(National Poetry Month, Day 23)
Today is the anniversary of William Shakespeare’s death, and possibly also of his birth (in different years, of course!).
Shakespeare’s sonnets are very well known. Large swaths of his plays are written in verse, too, leading to some powerful poetic pyrotechnics embedded in his plays of all types.
Today, in honor of Shakespeare day and my sister’s jury duty (what a banner day!), let’s read “The Quality of Mercy,” spoken by Portia in The Merchant of Venice.
The Quality of Mercy
by William Shakespeare
The quality of mercy is not strained;
It droppeth as the gentle rain from Heaven
Upon the place beneath. It is twice blest—
It blesseth him that gives and him that takes.
‘Tis mightiest in the mightiest—it becomes
The thronèd monarch better than his crown.
His scepter shows the force of temporal power,
The attribute to awe and majesty
Wherein doth sit the dread and fear of kings;
But mercy is above this sceptered sway:
It is enthronèd in the hearts of kings;
It is an attribute to God Himself;
And earthly power doth then show likest God’s
When mercy seasons justice. Therefore, Jew,
Though justice be thy plea, consider this:
That in the course of justice none of us
Should see salvation. We do pray for mercy,
And that same prayer doth teach us all to render
The deeds of mercy. I have spoke thus much
To mitigate the justice of thy plea,
Which if thou follow, this strict court of Venice
Must needs give sentence ’gainst the merchant there.
My students often explain to me that the reason that Shakespeare’s writing is somewhat challenging to understand is that he wrote in “Old English.” They are skeptical, incredulous, nay, even horrified when I tell them that he wrote not in Old English, nor even Middle English, but Modern English! Now, of course, Shakespeare’s Modern English was early Modern English—but it was Modern English, nonetheless. By Shakespeare’s time, the Great Vowel Shift was well underway, and the Germanic elements of English (brought by the Angles, Saxons, and Jutes) had melded with native Celtic elements, and the Latinate elements that made their way to England via the Norman Conquest had thoroughly permeated the language.

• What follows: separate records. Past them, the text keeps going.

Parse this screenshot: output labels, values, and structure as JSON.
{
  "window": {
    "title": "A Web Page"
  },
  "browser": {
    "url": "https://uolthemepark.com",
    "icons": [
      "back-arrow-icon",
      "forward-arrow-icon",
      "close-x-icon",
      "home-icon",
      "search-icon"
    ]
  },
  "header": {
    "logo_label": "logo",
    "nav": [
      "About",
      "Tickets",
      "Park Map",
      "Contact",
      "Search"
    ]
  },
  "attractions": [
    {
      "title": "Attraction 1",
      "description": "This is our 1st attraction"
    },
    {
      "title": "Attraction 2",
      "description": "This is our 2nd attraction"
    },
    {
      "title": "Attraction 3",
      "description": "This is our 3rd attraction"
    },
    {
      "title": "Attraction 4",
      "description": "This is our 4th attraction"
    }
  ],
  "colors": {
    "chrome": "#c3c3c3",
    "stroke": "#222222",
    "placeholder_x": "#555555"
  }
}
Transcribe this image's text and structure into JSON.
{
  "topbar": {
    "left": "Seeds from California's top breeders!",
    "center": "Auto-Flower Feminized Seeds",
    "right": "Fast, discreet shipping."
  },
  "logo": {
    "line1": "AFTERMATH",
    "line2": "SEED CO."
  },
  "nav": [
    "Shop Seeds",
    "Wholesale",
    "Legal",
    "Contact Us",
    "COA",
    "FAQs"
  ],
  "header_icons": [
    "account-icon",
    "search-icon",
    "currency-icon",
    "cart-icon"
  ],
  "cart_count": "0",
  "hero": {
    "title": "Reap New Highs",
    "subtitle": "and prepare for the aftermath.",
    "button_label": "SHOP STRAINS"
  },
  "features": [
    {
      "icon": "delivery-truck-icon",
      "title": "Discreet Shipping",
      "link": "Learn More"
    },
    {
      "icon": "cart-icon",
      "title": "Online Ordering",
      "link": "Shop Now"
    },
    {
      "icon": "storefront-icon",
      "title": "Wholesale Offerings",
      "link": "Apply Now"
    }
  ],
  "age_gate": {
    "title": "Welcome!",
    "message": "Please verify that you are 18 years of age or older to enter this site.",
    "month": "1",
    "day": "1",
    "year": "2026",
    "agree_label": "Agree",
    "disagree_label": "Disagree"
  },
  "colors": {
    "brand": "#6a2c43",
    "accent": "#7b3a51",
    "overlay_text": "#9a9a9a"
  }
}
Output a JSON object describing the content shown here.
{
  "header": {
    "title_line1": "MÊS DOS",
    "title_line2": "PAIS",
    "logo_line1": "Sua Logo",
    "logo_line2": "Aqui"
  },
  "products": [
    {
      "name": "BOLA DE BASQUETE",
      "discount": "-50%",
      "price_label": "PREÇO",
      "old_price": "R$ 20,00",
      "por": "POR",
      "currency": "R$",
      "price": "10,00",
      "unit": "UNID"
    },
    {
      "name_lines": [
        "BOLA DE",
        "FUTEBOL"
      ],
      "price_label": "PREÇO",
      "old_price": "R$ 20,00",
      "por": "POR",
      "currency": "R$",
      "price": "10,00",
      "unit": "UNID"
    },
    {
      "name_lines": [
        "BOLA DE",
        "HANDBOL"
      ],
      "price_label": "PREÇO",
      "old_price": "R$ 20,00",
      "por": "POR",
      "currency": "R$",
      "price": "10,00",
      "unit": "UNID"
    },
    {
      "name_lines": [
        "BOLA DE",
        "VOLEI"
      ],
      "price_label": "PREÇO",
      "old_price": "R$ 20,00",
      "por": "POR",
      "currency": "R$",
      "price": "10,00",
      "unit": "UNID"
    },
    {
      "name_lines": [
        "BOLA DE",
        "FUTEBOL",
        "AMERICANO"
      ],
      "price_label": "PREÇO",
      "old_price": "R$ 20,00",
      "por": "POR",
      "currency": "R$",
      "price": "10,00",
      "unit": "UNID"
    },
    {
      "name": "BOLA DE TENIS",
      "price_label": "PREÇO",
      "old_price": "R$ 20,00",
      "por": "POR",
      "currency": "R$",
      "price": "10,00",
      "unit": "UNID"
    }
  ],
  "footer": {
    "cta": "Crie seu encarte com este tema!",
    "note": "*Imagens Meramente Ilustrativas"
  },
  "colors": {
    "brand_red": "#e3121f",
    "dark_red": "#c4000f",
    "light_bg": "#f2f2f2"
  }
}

Printing came to England less than a century before Shakespeare’s birth, and until William Caxton, who brought the printing press to England, encountered the problem of the lack of standardization in punctuation, spelling, and other language-related issues, no one had worried too much about these things. The standardization of English was still being worked out during Shakespeare’s lifetime, and the creative bard took full advantage of the situation, coining not only phrases that we still use today but even words! Some of Shakespeare’s greatest to our language are only two syllables long!
Just imagine being in the audience at the Globe Theatre and hearing, for the first time, the words listed in this article. Would you have thought that they’d become staples of the language and remain in common parlance for centuries to come?